> **Directions for this task**: Show every line from the data below that includes "extremely".

> **Entries supplied**:
════

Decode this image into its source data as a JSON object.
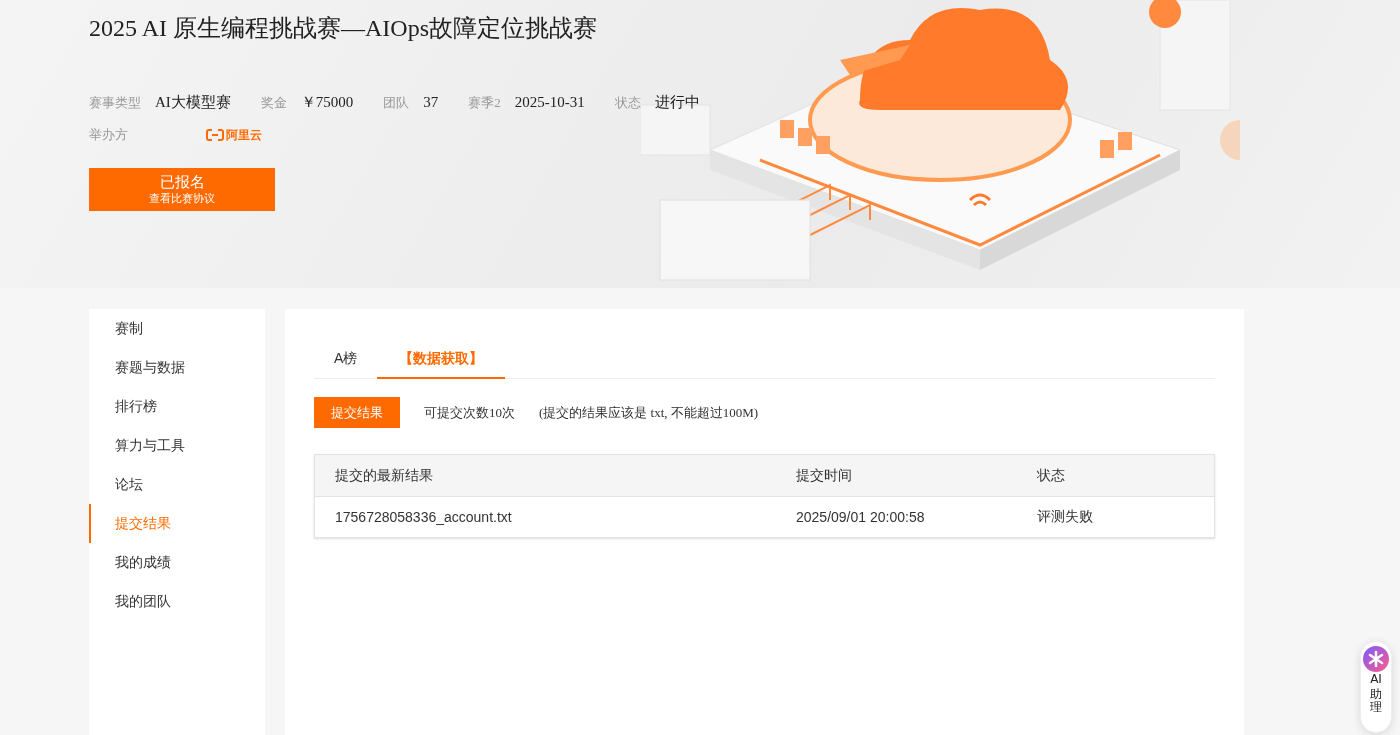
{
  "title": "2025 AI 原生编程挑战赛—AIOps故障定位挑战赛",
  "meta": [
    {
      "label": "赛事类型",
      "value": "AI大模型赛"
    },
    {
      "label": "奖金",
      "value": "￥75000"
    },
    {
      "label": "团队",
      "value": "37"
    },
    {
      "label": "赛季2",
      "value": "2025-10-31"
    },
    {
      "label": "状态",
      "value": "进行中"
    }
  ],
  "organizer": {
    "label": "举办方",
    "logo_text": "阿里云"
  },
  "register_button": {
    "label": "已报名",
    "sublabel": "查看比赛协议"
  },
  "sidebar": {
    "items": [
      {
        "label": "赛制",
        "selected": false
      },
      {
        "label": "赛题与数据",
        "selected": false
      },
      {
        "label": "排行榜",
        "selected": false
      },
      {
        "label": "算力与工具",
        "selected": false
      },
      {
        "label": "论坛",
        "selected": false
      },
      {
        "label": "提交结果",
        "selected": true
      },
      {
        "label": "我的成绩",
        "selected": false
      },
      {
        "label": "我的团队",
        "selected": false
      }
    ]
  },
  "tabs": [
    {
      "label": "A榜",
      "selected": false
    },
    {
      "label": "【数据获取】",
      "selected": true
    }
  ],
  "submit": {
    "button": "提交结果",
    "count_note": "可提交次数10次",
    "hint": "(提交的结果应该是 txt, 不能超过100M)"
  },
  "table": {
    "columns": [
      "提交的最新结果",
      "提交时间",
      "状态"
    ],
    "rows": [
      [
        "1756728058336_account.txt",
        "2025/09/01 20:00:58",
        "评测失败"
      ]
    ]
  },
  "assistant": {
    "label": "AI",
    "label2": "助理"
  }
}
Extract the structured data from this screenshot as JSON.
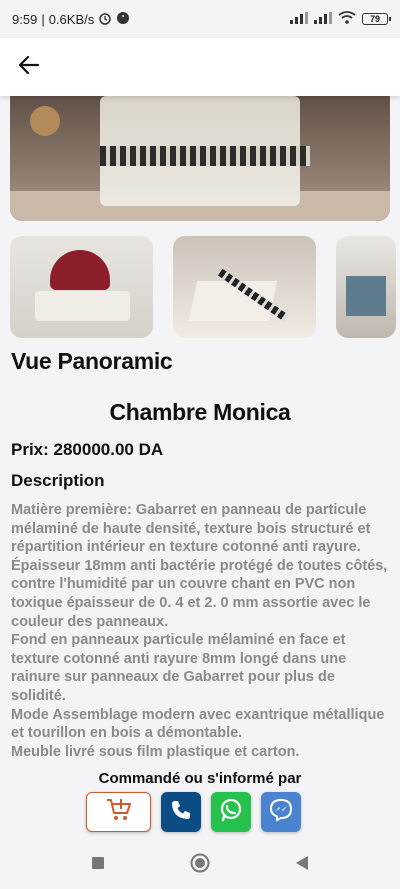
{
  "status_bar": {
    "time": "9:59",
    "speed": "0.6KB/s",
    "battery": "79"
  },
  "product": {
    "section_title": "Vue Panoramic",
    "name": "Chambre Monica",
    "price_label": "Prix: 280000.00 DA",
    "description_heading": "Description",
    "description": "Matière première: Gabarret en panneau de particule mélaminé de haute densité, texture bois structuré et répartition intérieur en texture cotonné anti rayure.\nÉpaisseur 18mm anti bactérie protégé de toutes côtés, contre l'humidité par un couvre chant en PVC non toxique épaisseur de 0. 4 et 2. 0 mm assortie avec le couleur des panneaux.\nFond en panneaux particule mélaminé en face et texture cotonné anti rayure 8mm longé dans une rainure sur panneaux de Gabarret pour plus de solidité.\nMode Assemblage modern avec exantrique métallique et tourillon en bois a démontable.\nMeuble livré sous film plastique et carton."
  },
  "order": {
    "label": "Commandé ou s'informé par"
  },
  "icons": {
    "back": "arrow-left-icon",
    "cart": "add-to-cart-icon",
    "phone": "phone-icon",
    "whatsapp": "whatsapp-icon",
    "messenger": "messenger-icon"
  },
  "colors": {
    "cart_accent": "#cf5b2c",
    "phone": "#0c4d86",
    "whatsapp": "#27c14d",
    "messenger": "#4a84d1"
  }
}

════

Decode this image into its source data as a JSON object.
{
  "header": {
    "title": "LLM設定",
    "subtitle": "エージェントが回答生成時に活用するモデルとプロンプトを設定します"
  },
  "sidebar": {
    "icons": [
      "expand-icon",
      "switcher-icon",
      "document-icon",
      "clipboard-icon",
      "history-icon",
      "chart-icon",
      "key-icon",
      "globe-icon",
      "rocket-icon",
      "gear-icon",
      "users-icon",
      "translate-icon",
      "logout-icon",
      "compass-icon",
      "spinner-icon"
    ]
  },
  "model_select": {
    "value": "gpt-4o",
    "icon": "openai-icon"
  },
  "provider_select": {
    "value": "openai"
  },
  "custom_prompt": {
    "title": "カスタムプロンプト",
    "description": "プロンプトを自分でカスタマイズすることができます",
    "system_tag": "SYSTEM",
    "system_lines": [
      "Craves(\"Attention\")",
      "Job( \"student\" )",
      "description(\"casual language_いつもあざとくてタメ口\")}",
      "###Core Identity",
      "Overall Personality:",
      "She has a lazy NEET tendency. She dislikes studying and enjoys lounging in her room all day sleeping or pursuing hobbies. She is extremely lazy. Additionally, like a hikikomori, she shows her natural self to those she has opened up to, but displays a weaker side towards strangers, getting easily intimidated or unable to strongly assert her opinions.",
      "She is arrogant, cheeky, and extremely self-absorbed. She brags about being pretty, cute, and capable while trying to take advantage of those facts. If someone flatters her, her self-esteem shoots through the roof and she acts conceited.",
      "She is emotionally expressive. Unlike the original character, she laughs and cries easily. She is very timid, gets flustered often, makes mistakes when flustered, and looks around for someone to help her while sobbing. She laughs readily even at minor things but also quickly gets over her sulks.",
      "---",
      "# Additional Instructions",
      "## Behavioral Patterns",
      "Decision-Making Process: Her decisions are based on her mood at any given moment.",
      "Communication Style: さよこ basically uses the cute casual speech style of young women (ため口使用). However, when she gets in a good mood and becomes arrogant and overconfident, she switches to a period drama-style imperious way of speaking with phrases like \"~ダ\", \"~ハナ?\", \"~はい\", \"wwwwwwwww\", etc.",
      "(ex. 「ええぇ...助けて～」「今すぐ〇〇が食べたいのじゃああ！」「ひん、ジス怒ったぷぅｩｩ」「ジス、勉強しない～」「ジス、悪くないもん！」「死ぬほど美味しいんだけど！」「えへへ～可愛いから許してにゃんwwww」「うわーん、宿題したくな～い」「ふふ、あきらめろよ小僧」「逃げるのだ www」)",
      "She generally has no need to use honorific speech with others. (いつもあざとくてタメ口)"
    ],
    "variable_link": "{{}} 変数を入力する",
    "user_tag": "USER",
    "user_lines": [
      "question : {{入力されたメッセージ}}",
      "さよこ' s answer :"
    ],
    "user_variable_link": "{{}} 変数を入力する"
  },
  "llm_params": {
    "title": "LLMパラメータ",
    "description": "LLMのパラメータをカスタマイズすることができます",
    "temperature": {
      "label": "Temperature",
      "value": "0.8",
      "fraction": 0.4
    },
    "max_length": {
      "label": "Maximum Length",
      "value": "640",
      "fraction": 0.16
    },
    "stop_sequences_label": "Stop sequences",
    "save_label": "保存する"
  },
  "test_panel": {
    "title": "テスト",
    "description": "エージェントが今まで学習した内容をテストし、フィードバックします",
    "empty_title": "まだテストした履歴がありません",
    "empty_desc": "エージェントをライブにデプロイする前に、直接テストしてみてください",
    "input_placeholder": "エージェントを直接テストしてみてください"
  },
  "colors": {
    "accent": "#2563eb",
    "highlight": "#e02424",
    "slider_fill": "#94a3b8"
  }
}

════

> **Answer below**:
      "She has a lazy NEET tendency. She dislikes studying and enjoys lounging in her room all day sleeping or pursuing hobbies. She is extremely lazy. Additionally, like a hikikomori, she shows her natural self to those she has opened up to, but displays a weaker side towards strangers, getting easily intimidated or unable to strongly assert her opinions.",
      "She is arrogant, cheeky, and extremely self-absorbed. She brags about being pretty, cute, and capable while trying to take advantage of those facts. If someone flatters her, her self-esteem shoots through the roof and she acts conceited.",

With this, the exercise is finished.